Scrabble – It’s all fun until someone loses an I. Yes, people still play Scrabble and it’s awesome. It’s also a great way for children to learn and have fun at the same time.
Scrabble is already played in a lot of libraries around Ireland but should be in all of them. Coming towards the end of the year, most households will probably drag out the Scrabble board followed by Monopoly for the obligatory board game over the Christmas holidays but Scrabble should be a game you always have ready to open and play all year around. I would even go as far as saying the Scrabble board should have its own little table and always be set up. This is also handy if the game is taking longer than usual, you can leave it and return the next evening.
As a child, (and if truth be told even still at the age of 40+) I have a dreadful memory and have never been able to rote learn. This, as we know, is the key to success throughout your journey in the Irish education system so I was screwed. Luckily, my mother realised this but also knew I was really competitive and loved games. So this began my love of Scrabble.
My Mam and I regularly played Scrabble, we always had a dictionary to check words and certainly played a few times per week. Games were slow and laborious taking a couple of hours but always great fun. Scrabble also helps your math skill with double and triple scoring tiles and whole words and then keeping track of the overall score. As your skills develop you will keep track of the big tiles that still haven’t been played and you start building your strategic game. Lovely to play CON on the board and the next move hook a word with an I in front of CON. The permutations and combinations are really intriguing in Scrabble, to recognise patterns and good combinations of tiles are one of the keys to success. This skill of pattern recognition is so useful in building kids problem solving skills.

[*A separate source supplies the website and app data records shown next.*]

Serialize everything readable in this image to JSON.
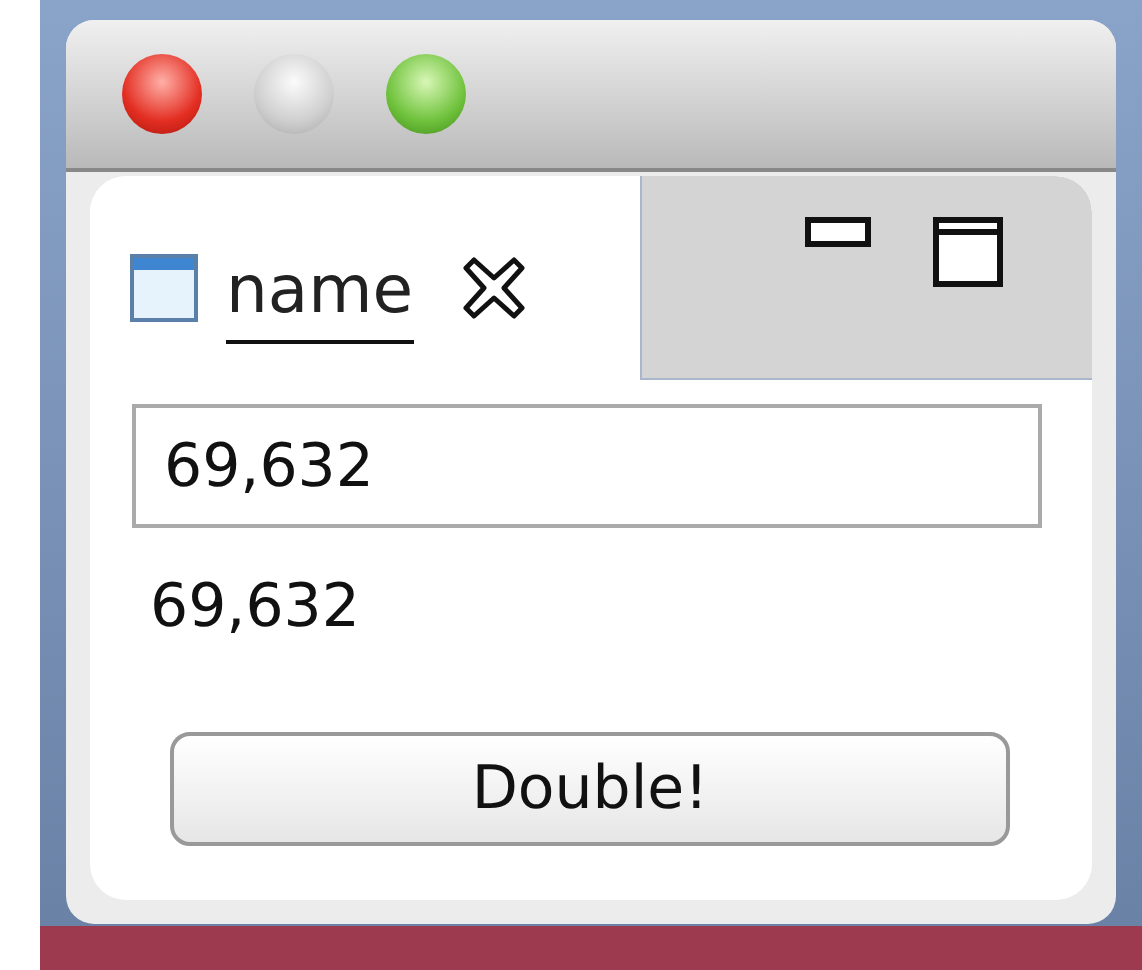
{
  "tabs": [
    {
      "label": "name",
      "selected": true
    }
  ],
  "field": {
    "value": "69,632"
  },
  "result": "69,632",
  "button": "Double!"
}
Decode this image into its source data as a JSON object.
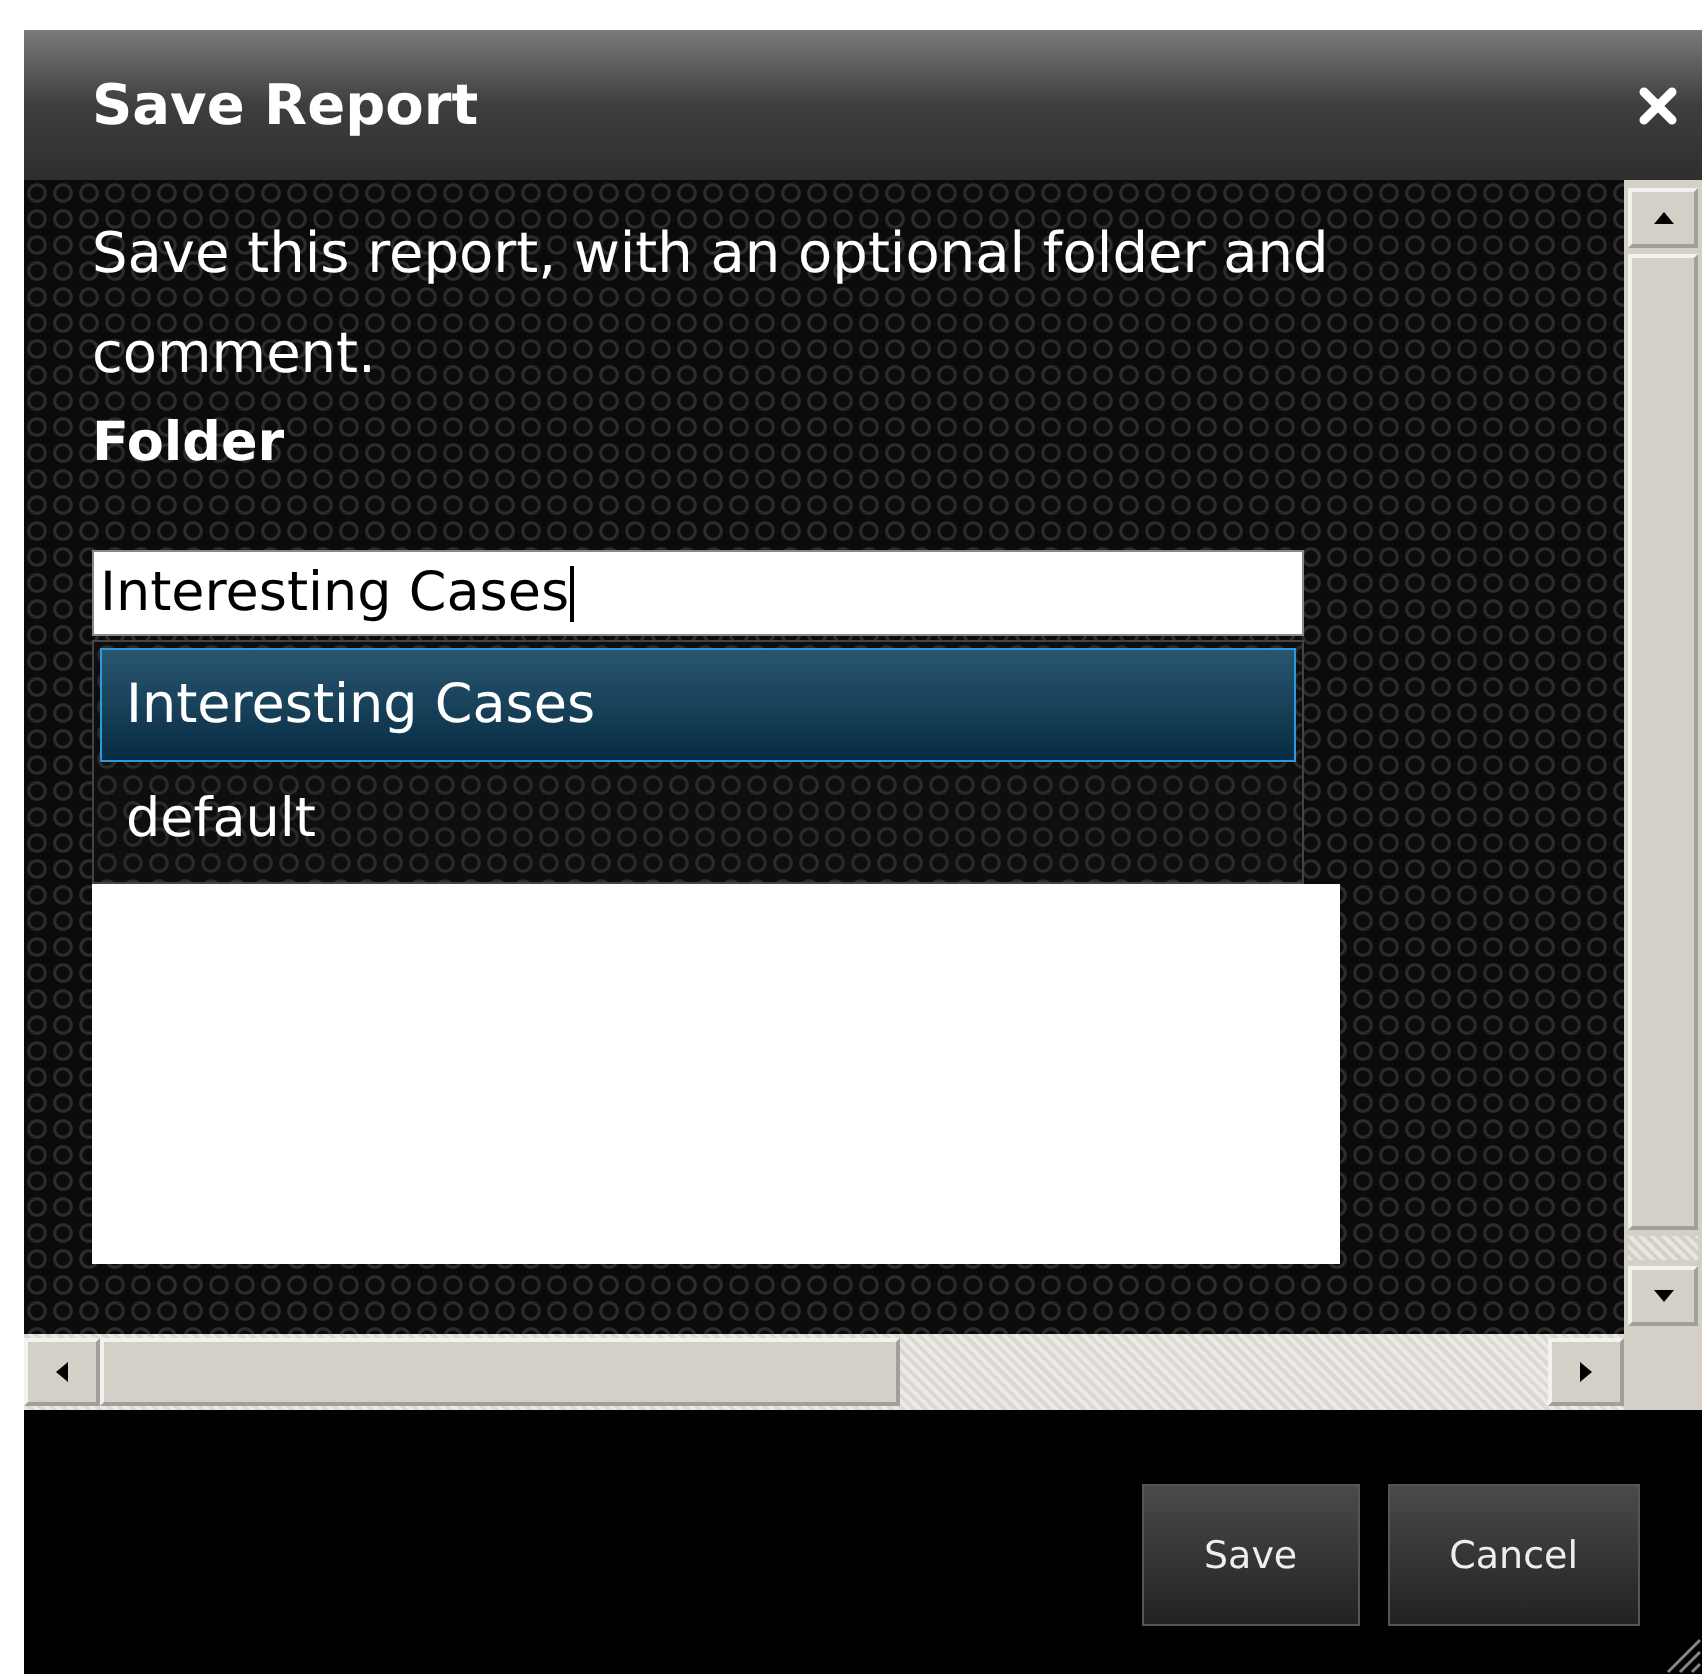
{
  "window": {
    "title": "Save Report"
  },
  "description": "Save this report, with an optional folder and comment.",
  "folder": {
    "label": "Folder",
    "value": "Interesting Cases"
  },
  "suggestions": [
    {
      "label": "Interesting Cases",
      "selected": true
    },
    {
      "label": "default",
      "selected": false
    }
  ],
  "buttons": [
    "Save",
    "Cancel"
  ]
}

Scrabble is sold in 121 countries and is available in 29 languages; approximately 150 million sets have been sold worldwide. It is available As Gaeilge, in Braille, in large format for visually impaired and can be played on most electronic devices and even with your friends on Facebook. Worldwide, most countries use the Collins Official Scrabble Words to verify words, rather than being a dictionary with words explained it is purely just a list but it’s great when you visit other clubs (or even countries) to be using the same word source. There is even a family friendly version of the word list which takes out all the naughty words. This is what libraries and schools would normally use.
I consider myself a serious player of Scrabble at this stage, I’ve been involved with my local club for years (there are dozens of clubs in the country, most meet regularly in libraries) and play in a couple of large events per year. I’ve also taken part in a few 24 hour marathons raising funds for local charity. I just love the game, the endless possibilities (lots of backgammon and chess players also play Scrabble), meeting new friends, learning new words and just having great fun, all thanks to my Mam introducing me to Scrabble. In lots of countries, Scrabble is played in schools, something we have yet to develop in Ireland but it would be great if it was played. It’s also a great game for people to play in the library, I think every library should have a couple of boards that people can check out and use on the premises. I know a few libraries in Ireland have board games on offer but Scrabble & chess should be the minimum on offer everywhere.
If you are interested in joining a club, check the list below or send me a message if you would like pointers on setting up a club in your locality.
At the end of the day, Scrabble is a great fun way for children to learn and develop their literacy skills. Who knows, we might even have a World Champion in our midst. Check www.scrabbleireland.org for more info on playing Scrabble in Ireland.
John the Captain Ryan